§ **About this exercise**
In the listing below, pick out lines with "icon".

§ **Input records**
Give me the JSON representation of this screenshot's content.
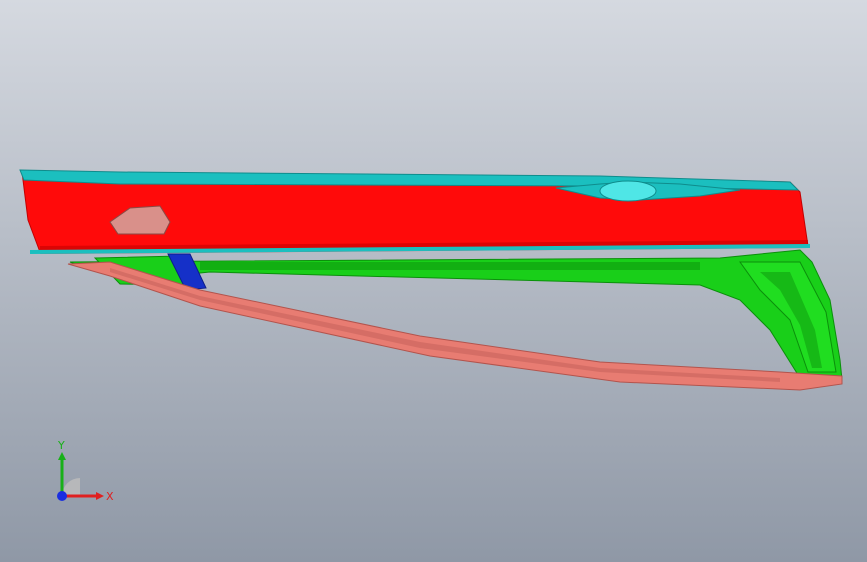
{
  "viewport": {
    "background_top": "#d5d9e0",
    "background_bottom": "#8f98a6"
  },
  "model": {
    "colors": {
      "panel_red": "#ff0a0a",
      "panel_red_dark": "#c40000",
      "top_cyan": "#1bbfbf",
      "top_cyan_light": "#4fe6e6",
      "frame_green": "#19cf19",
      "frame_green_dark": "#0b8f0b",
      "sill_salmon": "#e87c72",
      "sill_salmon_dark": "#b2544d",
      "bracket_blue": "#1530c8",
      "handle_pink": "#d9908a"
    }
  },
  "triad": {
    "x_label": "X",
    "y_label": "Y",
    "x_color": "#e02020",
    "y_color": "#18b018",
    "z_color": "#1a2ee0"
  }
}
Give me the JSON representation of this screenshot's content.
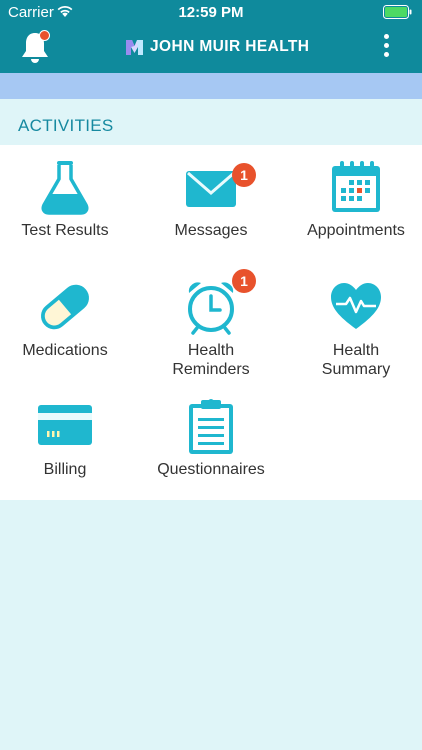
{
  "status_bar": {
    "carrier": "Carrier",
    "time": "12:59 PM"
  },
  "header": {
    "brand": "JOHN MUIR HEALTH",
    "notification_dot_color": "#e8522c",
    "background_color": "#0f8a9c"
  },
  "activities": {
    "title": "ACTIVITIES",
    "tiles": [
      {
        "label": "Test Results",
        "icon": "flask-icon"
      },
      {
        "label": "Messages",
        "icon": "envelope-icon",
        "badge": "1"
      },
      {
        "label": "Appointments",
        "icon": "calendar-icon"
      },
      {
        "label": "Medications",
        "icon": "pill-capsule-icon"
      },
      {
        "label_line1": "Health",
        "label_line2": "Reminders",
        "icon": "alarm-clock-icon",
        "badge": "1"
      },
      {
        "label_line1": "Health",
        "label_line2": "Summary",
        "icon": "heart-pulse-icon"
      },
      {
        "label": "Billing",
        "icon": "credit-card-icon"
      },
      {
        "label": "Questionnaires",
        "icon": "clipboard-icon"
      }
    ]
  },
  "colors": {
    "accent": "#1fb7cf",
    "badge": "#e8522c",
    "banner": "#a6c8f3",
    "page_background": "#dff5f8"
  }
}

§ **Answer**
        "icon": "flask-icon"
        "icon": "envelope-icon",
        "icon": "calendar-icon"
        "icon": "pill-capsule-icon"
        "icon": "alarm-clock-icon",
        "icon": "heart-pulse-icon"
        "icon": "credit-card-icon"
        "icon": "clipboard-icon"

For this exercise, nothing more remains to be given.